Newly elected senator, Cory Booker, had a huge lead in polls months before Chris Christie scheduled an election for three weeks before election day. And he never looked like relinquishing that lead to conservative Tim Lonegan, even if the number did come back down to earth a bit. His 16 point lead shrunk to 11 (55%-44%), still a wide margin of victory for New Jersey's first black senator.
Booker already has a massive national following. His Twitter followers are six times the number of residents in Newark, NJ, where he previously presided as Mayor. His job now justifies his fame, says the New York Times, but how will that help him gain traction in the do-nothing Congress, where procedure takes precedent and the people who actually make decisions are members of AARP? It won't. "The Senate is an institution that rewards time," said Senator Rob Menendez. "And so it’s a little challenging, but not impossible. When I got here my freshman year, I drove the issue of getting relief from the Alternative Minimum Tax. ... It was one of my major accomplishments when I ran for re-election."
In other words, Booker would be wise to keep his head down and focus on business he can handle and truly has a grasp of. "There are many lessons to be learned from what [Ted] Cruz has done," Ross K. Baker, a political science professor at Rutgers, said. "He became an irritant right away."
Though Booker will be able to throw weight around due to his national profile and close connection to President Obama, Booker will have to choose his battles carefully, much like Hillary Clinton did in her time as a senator. "She did it just right. She was very scrupulous in her choice of committees. She realized she had a lot to learn and while her credentials as a first lady gave her an enormous amount of ability, in some ways it needed to be restrained," said Baker. "She just set her mind to how the Senate worked."

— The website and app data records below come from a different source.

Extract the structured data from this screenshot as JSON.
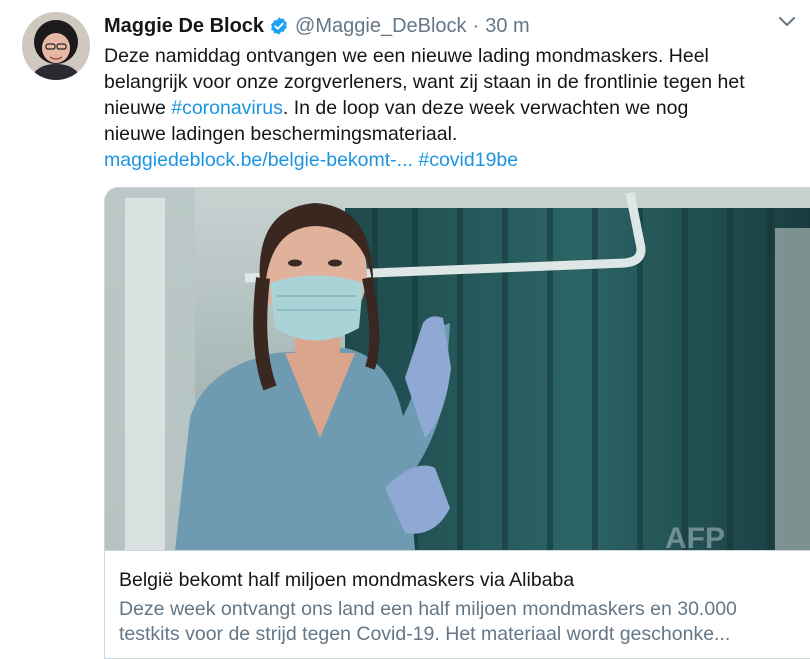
{
  "tweet": {
    "author_name": "Maggie De Block",
    "handle": "@Maggie_DeBlock",
    "separator": "·",
    "time": "30 m",
    "avatar_icon": "avatar-photo",
    "verified_icon": "verified-badge-icon",
    "more_icon": "chevron-down-icon",
    "text_lines": [
      "Deze namiddag ontvangen we een nieuwe lading mondmaskers. Heel",
      "belangrijk voor onze zorgverleners, want zij staan in de frontlinie tegen het"
    ],
    "line3_prefix": "nieuwe ",
    "hashtag_coronavirus": "#coronavirus",
    "line3_suffix": ". In de loop van deze week verwachten we nog",
    "line4": "nieuwe ladingen beschermingsmateriaal.",
    "link_url": "maggiedeblock.be/belgie-bekomt-...",
    "hashtag_covid": "#covid19be"
  },
  "card": {
    "image_icon": "nurse-with-mask-photo",
    "title": "België bekomt half miljoen mondmaskers via Alibaba",
    "desc_line1": "Deze week ontvangt ons land een half miljoen mondmaskers en 30.000",
    "desc_line2": "testkits voor de strijd tegen Covid-19. Het materiaal wordt geschonke..."
  },
  "colors": {
    "link": "#1b95e0",
    "text": "#14171a",
    "secondary": "#657786",
    "border": "#ccd6dd"
  }
}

Clinton would be a wise person to model for Booker, whose profile is likely to reach further heights given his new role. Though helping people and constant presence on Twitter are, in large part, what gained him so much traction in the New Jersey race before it started, the Senate is the big leagues. Helping cats out of trees and going on food stamps for a week isn't going to get him reelected anymore. He'll have to play his cards wisely. But he may not have to worry about reelection. He will run again in 2014, when the end of the term he is now serving ends, and unless he actually manages to break Congress any further, he is likely to win. After that, he might need another job to match his profile yet again.
Perhaps, Clinton's Vice President.
Booker's profile, youth, full campaign coffers after another election, and, by the time he's selected, three years of experience as a senator might qualify him for the job. When Clinton inevitably decides to run, she is a near shoo-in given the trends in national elections over the past few years. Though there is a strong conservative contingent in the United States -- you may have noticed, they shutdown the government for 16 days -- they exist in pockets. The GOP has won the popular vote just once since George H. W. Bush. Plus, it is hard to imagine a majority of women from both parties not turning out in big numbers for the first female president. With Booker, the ticket will then cover minorities and young people, in general political terms, vital demographics in the changing national picture. And if Booker follows Clinton's model in the Senate, and proves his political worth, he might just follow her into the White House.